Lateral areal bone mineral density (BMD) can identify microstructural heterogeneities that are independent of age and has advantages over anterior-posterior dual-energy X-ray absorptiometry (DXA) scanning for fracture risk assessment, according to study results published in Bone.
Bone densitometry is limited in its ability to identify elderly individuals who are at an immediate risk for experiencing a fracture, and there is a need for better diagnostic tools. The current study was conducted in an effort to improve clinical assessment of vertebral fracture risk, and researchers sought to determine how the DXA-based 2-dimensional parameter Trabecular Bone Score (TBS) relates to subregional variability in 3-dimensional trabecular microstructure in both young and elderly females vs areal BMD. Thoracic vertebrae were obtained from 29 women (11 women aged 32 ± 6 years and 18 women aged 71 ± 5 years) post mortem. DXA-scanned anterior-posterior and lateral projection measurements were performed for the ex vivo vertebrae, and vertebral areal BMD and TBS were calculated.
TBS and areal BMD were also measured for horizontal subregions (superior, midhorizontal, and inferior) and vertical subregions (anterior, midvertical, and posterior) and related to 3-dimensional microstructure indices. These included bone volume/tissue volume, trabecular number, and trabecular thickness.

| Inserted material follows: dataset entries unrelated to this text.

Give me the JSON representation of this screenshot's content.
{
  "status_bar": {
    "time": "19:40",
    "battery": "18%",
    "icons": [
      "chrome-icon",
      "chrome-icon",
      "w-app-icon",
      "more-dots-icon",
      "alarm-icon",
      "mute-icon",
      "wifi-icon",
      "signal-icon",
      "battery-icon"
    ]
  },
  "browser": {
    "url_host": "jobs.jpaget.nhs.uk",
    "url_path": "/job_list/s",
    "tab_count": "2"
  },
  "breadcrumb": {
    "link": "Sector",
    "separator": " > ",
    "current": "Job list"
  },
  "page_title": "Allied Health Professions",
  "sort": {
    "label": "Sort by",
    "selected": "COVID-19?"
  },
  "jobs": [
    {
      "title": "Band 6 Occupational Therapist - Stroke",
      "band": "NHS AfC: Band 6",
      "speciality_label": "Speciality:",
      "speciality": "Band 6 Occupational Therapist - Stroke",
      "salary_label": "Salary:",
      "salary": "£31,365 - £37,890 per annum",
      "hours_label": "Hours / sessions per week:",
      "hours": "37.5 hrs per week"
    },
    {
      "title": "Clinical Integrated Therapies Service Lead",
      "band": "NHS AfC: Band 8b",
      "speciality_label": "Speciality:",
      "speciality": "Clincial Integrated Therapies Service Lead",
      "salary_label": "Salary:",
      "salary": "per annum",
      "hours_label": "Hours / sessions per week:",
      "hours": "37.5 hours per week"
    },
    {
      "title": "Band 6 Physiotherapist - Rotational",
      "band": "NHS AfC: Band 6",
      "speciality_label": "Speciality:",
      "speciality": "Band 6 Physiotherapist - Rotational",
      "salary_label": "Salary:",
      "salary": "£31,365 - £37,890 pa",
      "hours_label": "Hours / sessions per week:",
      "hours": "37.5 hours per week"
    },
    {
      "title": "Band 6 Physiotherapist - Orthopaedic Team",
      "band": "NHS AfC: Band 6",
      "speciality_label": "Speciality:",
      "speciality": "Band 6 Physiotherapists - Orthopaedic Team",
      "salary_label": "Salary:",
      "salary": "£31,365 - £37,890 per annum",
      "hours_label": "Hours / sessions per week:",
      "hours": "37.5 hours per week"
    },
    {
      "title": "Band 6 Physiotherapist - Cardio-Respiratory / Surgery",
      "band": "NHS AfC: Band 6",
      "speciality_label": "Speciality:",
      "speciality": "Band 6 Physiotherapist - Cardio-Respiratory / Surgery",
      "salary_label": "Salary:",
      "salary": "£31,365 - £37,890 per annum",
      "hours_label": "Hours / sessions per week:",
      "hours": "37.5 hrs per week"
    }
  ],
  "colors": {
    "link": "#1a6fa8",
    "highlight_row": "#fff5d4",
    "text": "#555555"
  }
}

There were significant differences observed for trabecular parameters between the 2 cohorts. For the horizontal subregions, bone volume/tissue volume was lower superiorly, trabecular thickness was higher midhorizontally compared with inferior and superior subregions, and trabecular number was lowest midhorizontally and highest in the inferior subregion. The researchers also found that areal BMD varied between horizontal subregions, whereas TBS differed only in lateral projections among the older group, with significantly higher values seen for the inferior subregion vs other subregions. In vertical subregions, bone volume/tissue volume, trabecular number, and areal BMD were highest posteriorly in both groups. TBS did not differ between vertical subregions.
“[O]ur findings confirm the capacity for improved fracture risk assessment using lateral scans and additionally highlight the potential for assessing the susceptibility to specific fracture types by subregional evaluation of [areal BMD], less so for TBS,” the researchers concluded.
Vom Scheidt A, Seifert EFG, Pokrant C, et al. Subregional areal bone mineral density (aBMD) is a better predictor of heterogeneity in trabecular microstructure of vertebrae in young and aged women than subregional trabecular bone score (TBS). Bone. 2019;122:156-165.
This article originally appeared on Endocrinology Advisor